As the rolls of exonerated prisoners grow, plea bargaining by innocent defendants has found its way into the news.
Accepting a plea bargain can be especially tempting in the child-abuse arena, where an innocent parent is offered not only the chance to avoid an expensive trial and the risk of a long sentence but also the added hope that “taking responsibility” for a child’s injuries will keep the children out of foster care and the other parent out of prison.
After her husband accepted a plea bargain in the 2007 death of their daughter, Tonya Marrhoubi Sadowsky gathered data about case resolutions at her local courthouse, first in 2010 and again in 2012. As she reported on her blog this summer, the vast majority of criminal cases in her jurisdiction are being settled with pleas, almost none with trials. As it turns out, Tonya had observed a national trend, described in fascinating detail in The Unexonerated: Factually Innocent Defendants Who Plead Guilty by law professor John Blume of Cornell and Rebecca K. Helm. (That link is to the downloadable article, well worth reading; thanks to the Wrongful Convictions Blog for this literature tip.)
The May exoneration of football player Brian Banks kicked off this season’s coverage of innocent defendants who plea bargain. In the early 2000s, faced with decades or life in prison if convicted of the rape and kidnapping of a childhood friend, Banks entered a plea agreement. He had served his time in prison but was still on parole when the alleged victim recanted. The California Innocence Project took up his case, and this fall Banks is back on the field, as reported last week on CBS in Los Angeles. ABC News posted this moving coverage of the exoneration proceedings in the spring.
Then the “West Memphis Three” made another run through the headlines this summer with the release of a book by Damien Echols, one of three young men in Arkansas convicted of a grisly triple murder in 1993. After 18 years of protesting their innocence from prison, the three were exonerated by DNA tests in 2011. Instead of simply releasing the men, the state negotiated an Alford plea, which freed them immediately but only if they all pled guilty to a lesser charge. The New York Times coverage in August explores their legal conundrum and rocky first year out. A dispatch from the book tour on CAPITAL focuses on Echols, who spent his prison time isolated in a small cell on death row because prosecutors had perceived him as the ringleader in the supposed “cult” killings.
Myself, I’ve been frustrated because plea bargaining by innocent defendants has shut off access to the evidence in a number of cases, and left prosecutors with the impression that the defendants were in fact guilty. I echo the sentiment of defense attorney Zack Bravos, who says he can’t fault anyone who makes the rational decision to take a plea, but it adds to the perceived evidence in favor of classic shaken baby syndrome theory. If you haven’t yet read about my rubber-band case, for example, please see this story.

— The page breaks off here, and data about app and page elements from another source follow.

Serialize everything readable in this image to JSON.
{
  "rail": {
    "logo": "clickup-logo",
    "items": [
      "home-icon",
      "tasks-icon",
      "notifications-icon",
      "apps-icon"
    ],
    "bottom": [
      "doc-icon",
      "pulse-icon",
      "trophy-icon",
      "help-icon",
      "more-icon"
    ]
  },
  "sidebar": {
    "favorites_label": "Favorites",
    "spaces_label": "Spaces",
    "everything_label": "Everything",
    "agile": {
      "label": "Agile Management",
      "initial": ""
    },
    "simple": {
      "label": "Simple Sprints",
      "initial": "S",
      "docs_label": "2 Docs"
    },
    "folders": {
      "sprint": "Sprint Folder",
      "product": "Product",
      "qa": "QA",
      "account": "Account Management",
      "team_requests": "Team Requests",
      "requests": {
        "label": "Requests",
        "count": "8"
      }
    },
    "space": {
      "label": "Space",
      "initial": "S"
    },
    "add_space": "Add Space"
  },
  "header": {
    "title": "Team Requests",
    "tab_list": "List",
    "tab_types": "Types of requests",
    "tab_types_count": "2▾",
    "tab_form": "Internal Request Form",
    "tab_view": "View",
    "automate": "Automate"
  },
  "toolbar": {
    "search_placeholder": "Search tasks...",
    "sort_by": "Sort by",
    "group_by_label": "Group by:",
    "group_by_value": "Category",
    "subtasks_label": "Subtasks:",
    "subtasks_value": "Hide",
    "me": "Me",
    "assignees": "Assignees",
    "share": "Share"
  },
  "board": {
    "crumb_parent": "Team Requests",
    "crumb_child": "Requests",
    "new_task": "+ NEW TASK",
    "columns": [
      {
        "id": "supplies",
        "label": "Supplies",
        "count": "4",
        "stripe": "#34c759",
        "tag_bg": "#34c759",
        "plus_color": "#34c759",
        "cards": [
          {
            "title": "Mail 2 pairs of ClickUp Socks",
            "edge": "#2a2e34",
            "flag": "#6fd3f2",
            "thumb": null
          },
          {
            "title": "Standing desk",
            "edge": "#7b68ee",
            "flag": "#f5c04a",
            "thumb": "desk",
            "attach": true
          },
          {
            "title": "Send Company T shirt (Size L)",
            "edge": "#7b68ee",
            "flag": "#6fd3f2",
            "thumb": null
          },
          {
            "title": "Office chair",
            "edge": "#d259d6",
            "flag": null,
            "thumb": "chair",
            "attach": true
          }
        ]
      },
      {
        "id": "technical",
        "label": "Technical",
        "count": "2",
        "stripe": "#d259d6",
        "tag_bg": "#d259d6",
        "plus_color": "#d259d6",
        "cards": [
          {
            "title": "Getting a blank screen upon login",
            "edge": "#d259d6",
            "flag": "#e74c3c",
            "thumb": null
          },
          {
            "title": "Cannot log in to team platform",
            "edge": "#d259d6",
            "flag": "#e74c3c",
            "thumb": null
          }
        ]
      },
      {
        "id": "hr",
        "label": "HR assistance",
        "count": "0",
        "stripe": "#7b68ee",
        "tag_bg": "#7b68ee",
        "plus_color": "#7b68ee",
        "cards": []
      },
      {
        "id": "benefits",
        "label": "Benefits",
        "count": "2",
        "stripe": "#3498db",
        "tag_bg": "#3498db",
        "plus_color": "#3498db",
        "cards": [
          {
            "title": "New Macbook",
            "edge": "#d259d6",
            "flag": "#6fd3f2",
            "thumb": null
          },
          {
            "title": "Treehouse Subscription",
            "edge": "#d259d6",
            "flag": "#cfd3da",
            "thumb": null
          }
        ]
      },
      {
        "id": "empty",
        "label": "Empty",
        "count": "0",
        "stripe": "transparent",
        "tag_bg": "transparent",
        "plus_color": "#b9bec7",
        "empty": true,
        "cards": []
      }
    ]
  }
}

Now the news coverage around the Drayton Witt reversal in Arizona has brought to light another plea bargain by an innocent parent, Armando Castillo, who met Witt in prison. In two insightful articles in the Arizona Republic, reporter Richard Ruelas first explores Witt’s conviction for the presumed shaking death of his son and then follows up with Castillo’s story (Listening to the medical testimony, Castillo told Ruelas, “I would have found myself guilty.”)
Back to Tonya, who alerted me earlier this summer to the prevalence of plea bargaining: In a 2008 hearing she was not allowed to attend, her husband pled guilty to murder, felonious assault, and endangering a child. Although his reasons don’t appear in the court record, Tonya once told me that part of his inducement was the prosecution’s promise to “not go after Tonya” if he accepted the deal. Indeed, she wasn’t charged, but even through her relief she thought he’d made a mistake.
On the day of their daughter’s injury, Tonya’s husband called her at work to say he had dropped the baby and she should meet him at the hospital; he had already called 911. Her boss gave her a ride to the hospital, but her husband never made it: He was taken to the police station instead. She hasn’t seen him out of custody since.
At the plea hearing, the judge was careful to make sure that Tonya’s husband Elwood Sadowsky was entering the plea without coercion. The opinion denying his appeal summarizes:
Upon questioning by the trial judge, Sadowsky confirmed that he had no questions about the plea. Sadowsky further stated that although he was taking several medications, he was able to think clearly and was of “sound mind and reason.”
Sadowsky told the judge, “I’m not high. I’m not drunk, sir. I’m just very grieved.”
This arena is tragic.